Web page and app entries
· · · ·

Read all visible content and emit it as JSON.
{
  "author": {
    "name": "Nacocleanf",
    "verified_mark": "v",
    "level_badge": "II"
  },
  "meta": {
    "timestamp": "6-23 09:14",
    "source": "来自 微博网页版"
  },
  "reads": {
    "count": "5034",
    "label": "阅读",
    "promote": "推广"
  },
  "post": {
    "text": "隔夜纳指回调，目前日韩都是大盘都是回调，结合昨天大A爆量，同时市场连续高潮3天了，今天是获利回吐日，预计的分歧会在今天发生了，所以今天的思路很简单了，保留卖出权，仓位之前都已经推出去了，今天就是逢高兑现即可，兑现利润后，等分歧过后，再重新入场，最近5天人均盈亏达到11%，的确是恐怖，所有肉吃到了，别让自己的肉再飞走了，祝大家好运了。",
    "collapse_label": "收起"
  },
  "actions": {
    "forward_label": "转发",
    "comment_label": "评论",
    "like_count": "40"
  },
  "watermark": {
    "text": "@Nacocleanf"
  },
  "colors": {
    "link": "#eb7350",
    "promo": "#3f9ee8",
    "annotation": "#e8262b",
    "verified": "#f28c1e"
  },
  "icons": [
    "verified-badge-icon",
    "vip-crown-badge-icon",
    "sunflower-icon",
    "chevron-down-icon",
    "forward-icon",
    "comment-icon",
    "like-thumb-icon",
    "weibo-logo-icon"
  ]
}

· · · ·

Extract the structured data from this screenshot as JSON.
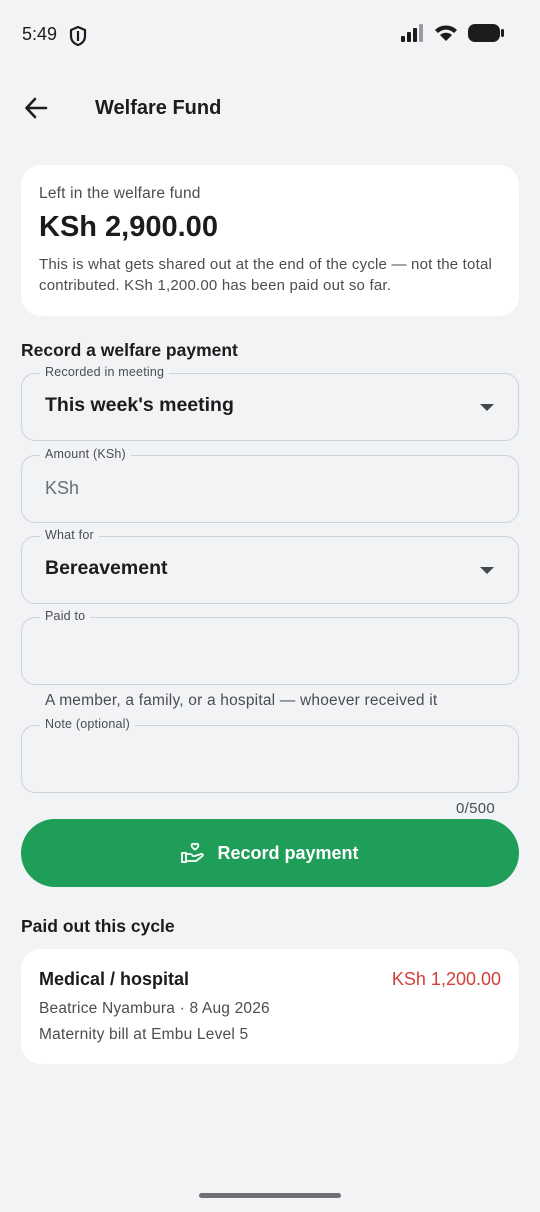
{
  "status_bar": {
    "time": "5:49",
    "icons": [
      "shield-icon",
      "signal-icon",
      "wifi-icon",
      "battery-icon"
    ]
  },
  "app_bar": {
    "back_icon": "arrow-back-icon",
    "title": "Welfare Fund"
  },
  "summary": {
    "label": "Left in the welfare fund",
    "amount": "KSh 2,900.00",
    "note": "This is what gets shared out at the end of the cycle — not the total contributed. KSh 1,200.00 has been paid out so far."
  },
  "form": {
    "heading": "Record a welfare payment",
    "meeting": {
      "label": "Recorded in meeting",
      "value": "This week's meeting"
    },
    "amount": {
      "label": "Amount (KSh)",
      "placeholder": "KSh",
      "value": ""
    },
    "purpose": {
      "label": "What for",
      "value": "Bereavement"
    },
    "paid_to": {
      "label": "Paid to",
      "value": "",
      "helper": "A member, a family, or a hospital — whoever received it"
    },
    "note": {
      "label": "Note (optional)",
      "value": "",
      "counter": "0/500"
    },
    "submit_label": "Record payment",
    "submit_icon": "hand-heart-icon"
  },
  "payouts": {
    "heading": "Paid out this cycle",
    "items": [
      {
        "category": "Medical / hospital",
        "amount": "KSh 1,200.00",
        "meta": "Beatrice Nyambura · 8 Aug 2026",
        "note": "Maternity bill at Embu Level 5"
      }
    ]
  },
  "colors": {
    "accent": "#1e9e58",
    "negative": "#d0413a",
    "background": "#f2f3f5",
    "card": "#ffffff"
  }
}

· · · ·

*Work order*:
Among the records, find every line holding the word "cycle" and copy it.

*Answer space*:
    "note": "This is what gets shared out at the end of the cycle — not the total contributed. KSh 1,200.00 has been paid out so far."
    "heading": "Paid out this cycle",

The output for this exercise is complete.